"`Certainly nothing elsewhere in the act limits the scope of the language to "activities" designed to benefit other "employees"; and its rationale forbids such a limitation. When all the other workmen in a shop make common cause with a fellow workman over his separate grievance, and go out on strike in his support, they engage in a "concerted activity" for "mutual aid or protection," although the aggrieved workman is the only one of them who has any immediate stake in the outcome. The rest know that by their action each one of them assures himself, in case his turn ever comes, of the support of the one whom they are all then helping; and the solidarity so established is "mutual aid" in the most literal sense, as nobody doubts.'

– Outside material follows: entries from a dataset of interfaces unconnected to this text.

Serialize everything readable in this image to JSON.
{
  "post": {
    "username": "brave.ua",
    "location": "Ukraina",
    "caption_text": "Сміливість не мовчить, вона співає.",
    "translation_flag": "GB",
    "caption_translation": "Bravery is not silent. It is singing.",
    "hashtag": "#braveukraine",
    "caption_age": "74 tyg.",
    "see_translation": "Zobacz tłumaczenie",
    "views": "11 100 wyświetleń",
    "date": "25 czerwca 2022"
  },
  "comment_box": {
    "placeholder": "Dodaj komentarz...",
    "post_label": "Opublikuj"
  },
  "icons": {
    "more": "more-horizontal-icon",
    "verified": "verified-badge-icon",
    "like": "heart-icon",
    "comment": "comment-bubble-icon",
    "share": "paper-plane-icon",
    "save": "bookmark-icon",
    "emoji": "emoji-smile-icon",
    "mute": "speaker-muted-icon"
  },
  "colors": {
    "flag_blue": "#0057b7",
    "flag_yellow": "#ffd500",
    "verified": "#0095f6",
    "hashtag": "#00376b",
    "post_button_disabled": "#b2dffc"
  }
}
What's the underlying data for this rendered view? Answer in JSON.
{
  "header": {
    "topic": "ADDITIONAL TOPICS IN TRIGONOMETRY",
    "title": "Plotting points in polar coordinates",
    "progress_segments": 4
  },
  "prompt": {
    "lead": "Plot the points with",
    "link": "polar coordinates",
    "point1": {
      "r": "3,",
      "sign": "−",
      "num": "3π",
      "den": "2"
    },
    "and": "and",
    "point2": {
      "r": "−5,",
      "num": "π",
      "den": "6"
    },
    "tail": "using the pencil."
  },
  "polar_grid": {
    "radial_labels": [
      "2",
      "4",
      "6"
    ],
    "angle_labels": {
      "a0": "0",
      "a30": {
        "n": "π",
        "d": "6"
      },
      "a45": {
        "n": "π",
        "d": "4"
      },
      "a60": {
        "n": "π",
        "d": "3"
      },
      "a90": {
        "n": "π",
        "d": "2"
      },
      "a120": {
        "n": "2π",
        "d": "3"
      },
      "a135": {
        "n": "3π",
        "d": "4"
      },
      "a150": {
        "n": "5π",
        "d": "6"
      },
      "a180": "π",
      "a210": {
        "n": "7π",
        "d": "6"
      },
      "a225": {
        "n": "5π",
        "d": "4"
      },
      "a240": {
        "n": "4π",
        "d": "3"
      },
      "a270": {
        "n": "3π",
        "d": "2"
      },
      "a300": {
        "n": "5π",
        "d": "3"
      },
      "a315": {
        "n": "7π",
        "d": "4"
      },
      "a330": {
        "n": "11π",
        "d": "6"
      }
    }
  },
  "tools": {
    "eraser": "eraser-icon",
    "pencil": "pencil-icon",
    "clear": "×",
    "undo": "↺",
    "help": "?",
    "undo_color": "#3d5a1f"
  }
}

See also N.L.R.B. v. Greensboro Coca Cola Bottling Co., 180 F.2d 840 (C.A. 4); N.L.R.B. v. Schwartz, 146 F.2d 773 (C.A. 5)


"In NLRB v. Guernsey-Muskingum Electric Co-op, Inc., 285 F.2d 8, 12 (C.A. 6), this court quoted with approval the following language from N.L.R.B. v. Phoenix Mutual Life Insurance Co., 167 F.2d 983, 6 A.L.R.2d 408 (C.A. 7), cert. denied, 335 U.S. 845, 69 S.Ct. 68, 93 L.Ed. 395:


"`A proper construction is that the employees shall have the right to engage in concerted activities for their mutual aid or protection even though no union activity be involved, or collective bargaining be contemplated * * * [and] a legitimate interest in acting concertedly in making known their views to management without being discharged for that interest.'


See also Salt River Valley Water Users' Association v. N.L.R.B., 206 F.2d 325 (C.A. 9); Annotation, 19 A.L.R.2d 566." NLRB v. City Yellow Cab Co., supra 344 F.2d at 582.


In our view the two cases cited above control decision in the instant case and support the findings and order of the Board. See also NLRB v. Southern Greyhound Lines, 426 F.2d 1299 (5th Cir. 1970). (Decided 4/20/70).


Finally, whether the UAW did or did not want the two discharged employees to strike obviously has no bearing on their right to do so if they considered such action to be in their own best interest.


Enforcement of the Board's order is granted.